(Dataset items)
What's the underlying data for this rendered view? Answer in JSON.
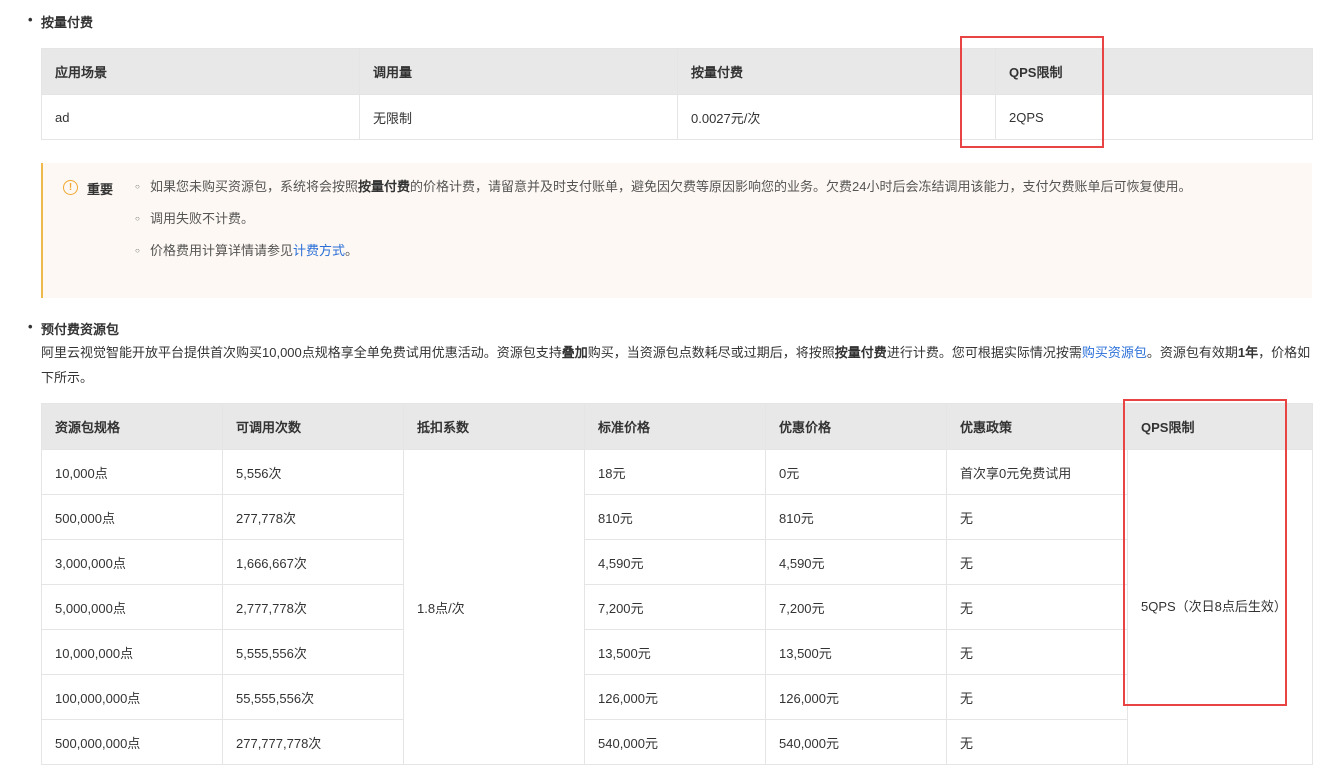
{
  "section1": {
    "title": "按量付费",
    "table": {
      "headers": [
        "应用场景",
        "调用量",
        "按量付费",
        "QPS限制"
      ],
      "rows": [
        [
          "ad",
          "无限制",
          "0.0027元/次",
          "2QPS"
        ]
      ]
    }
  },
  "notice": {
    "title": "重要",
    "items": [
      {
        "pre": "如果您未购买资源包，系统将会按照",
        "bold": "按量付费",
        "post": "的价格计费，请留意并及时支付账单，避免因欠费等原因影响您的业务。欠费24小时后会冻结调用该能力，支付欠费账单后可恢复使用。"
      },
      {
        "text": "调用失败不计费。"
      },
      {
        "pre": "价格费用计算详情请参见",
        "link": "计费方式",
        "post": "。"
      }
    ]
  },
  "section2": {
    "title": "预付费资源包",
    "para": {
      "p1": "阿里云视觉智能开放平台提供首次购买10,000点规格享全单免费试用优惠活动。资源包支持",
      "b1": "叠加",
      "p2": "购买，当资源包点数耗尽或过期后，将按照",
      "b2": "按量付费",
      "p3": "进行计费。您可根据实际情况按需",
      "link": "购买资源包",
      "p4": "。资源包有效期",
      "b3": "1年",
      "p5": "，价格如下所示。"
    },
    "table": {
      "headers": [
        "资源包规格",
        "可调用次数",
        "抵扣系数",
        "标准价格",
        "优惠价格",
        "优惠政策",
        "QPS限制"
      ],
      "deduction": "1.8点/次",
      "qps": "5QPS（次日8点后生效）",
      "rows": [
        [
          "10,000点",
          "5,556次",
          "18元",
          "0元",
          "首次享0元免费试用"
        ],
        [
          "500,000点",
          "277,778次",
          "810元",
          "810元",
          "无"
        ],
        [
          "3,000,000点",
          "1,666,667次",
          "4,590元",
          "4,590元",
          "无"
        ],
        [
          "5,000,000点",
          "2,777,778次",
          "7,200元",
          "7,200元",
          "无"
        ],
        [
          "10,000,000点",
          "5,555,556次",
          "13,500元",
          "13,500元",
          "无"
        ],
        [
          "100,000,000点",
          "55,555,556次",
          "126,000元",
          "126,000元",
          "无"
        ],
        [
          "500,000,000点",
          "277,777,778次",
          "540,000元",
          "540,000元",
          "无"
        ]
      ]
    }
  },
  "colors": {
    "highlight": "#e84444",
    "link": "#2a6fd8",
    "notice_bg": "#fdf8f3",
    "notice_border": "#f0b94c"
  }
}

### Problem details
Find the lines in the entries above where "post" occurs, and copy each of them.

### Solution to this problem
        "post": "的价格计费，请留意并及时支付账单，避免因欠费等原因影响您的业务。欠费24小时后会冻结调用该能力，支付欠费账单后可恢复使用。"
        "post": "。"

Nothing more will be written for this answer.